Three high-ranking Egyptian military officials have visited the Sudanese prime minister to help resolve the current crisis in Sudan, sources have told Al-Araby Al-Jadeed news site.
Abdalla Hamdok was removed from power in the 25 October military coup and has been held under house arrest in the capital Khartoum.
At least 20 anti-coup protesters have been killed and other government officials detained.
After leading the coup, the head of the Sudanese army General Abdel Fattah Al-Burhan appointed a new Sovereign Council and reappointed himself as its head.

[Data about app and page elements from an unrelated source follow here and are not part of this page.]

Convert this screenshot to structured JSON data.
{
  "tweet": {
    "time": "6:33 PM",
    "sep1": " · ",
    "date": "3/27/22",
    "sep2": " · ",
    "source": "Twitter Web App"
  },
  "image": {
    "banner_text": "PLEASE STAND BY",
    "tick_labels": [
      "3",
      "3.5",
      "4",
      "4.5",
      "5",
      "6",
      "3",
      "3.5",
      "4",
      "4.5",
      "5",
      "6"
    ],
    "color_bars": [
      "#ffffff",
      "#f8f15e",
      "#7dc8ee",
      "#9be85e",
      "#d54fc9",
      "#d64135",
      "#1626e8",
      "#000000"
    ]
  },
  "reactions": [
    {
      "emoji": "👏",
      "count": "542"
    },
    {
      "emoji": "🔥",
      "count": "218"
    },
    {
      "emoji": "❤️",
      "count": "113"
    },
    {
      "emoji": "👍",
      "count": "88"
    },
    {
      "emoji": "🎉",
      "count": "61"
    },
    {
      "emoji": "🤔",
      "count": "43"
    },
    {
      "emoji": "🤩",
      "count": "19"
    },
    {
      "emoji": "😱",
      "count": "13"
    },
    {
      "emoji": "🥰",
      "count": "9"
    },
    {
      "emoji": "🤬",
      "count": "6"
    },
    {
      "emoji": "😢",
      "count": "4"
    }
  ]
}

The move sparked international condemnation with the United States, Britain and the European Union releasing a joint statement criticising Al-Burhan for undermining a power sharing agreement signed by pro-democracy leaders and Sudanese generals in 2019 after Omar Al-Bashir was toppled.
The US embassy in Khartoum has condemned the use of excessive force against protesters.
Egyptian officials have been in talks with high-ranking officials from the UAE and Saudi Arabia to try and prevent the tide of opinion turning against Al-Burhan.
READ: Protesters face tear gas and bullets to oppose Sudan coup
The three countries have told the US that if the general is overthrown, Sudan will become unstable.
The Egyptian delegation offered that Hamdok return as the head of government, but he has said he will not enter discussions until everyone who has been arrested has been released and that the people involved in the coup are brought to trial.
Saudi has said it is concerned about what will happen to Sudanese forces taking part in the military offensive in Yemen.
At the beginning of this month the Wall Street Journal revealed that Al-Burhan had a secret meeting with Egyptian President Abdel Fattah Al-Sisi the day before he suspended Khartoum's government.
Egypt's intelligence director Abbas Kamel also visited Sudan and told Al-Burhan that Hamdok must leave because he was seen as too close to Ethiopia, who Egypt is at loggerheads with over the Renaissance Dam.
The UAE and Saudi Arabia financially supported the 2013 military take-over of power in Egypt in 2013 which ousted the late Mohamed Morsi, the country's first democratically elected president.
On Saturday, hundreds of protesters chanted against military rule in Sudan, outside the Egypt embassy in London. They condemned Al-Sisi for backing the coup.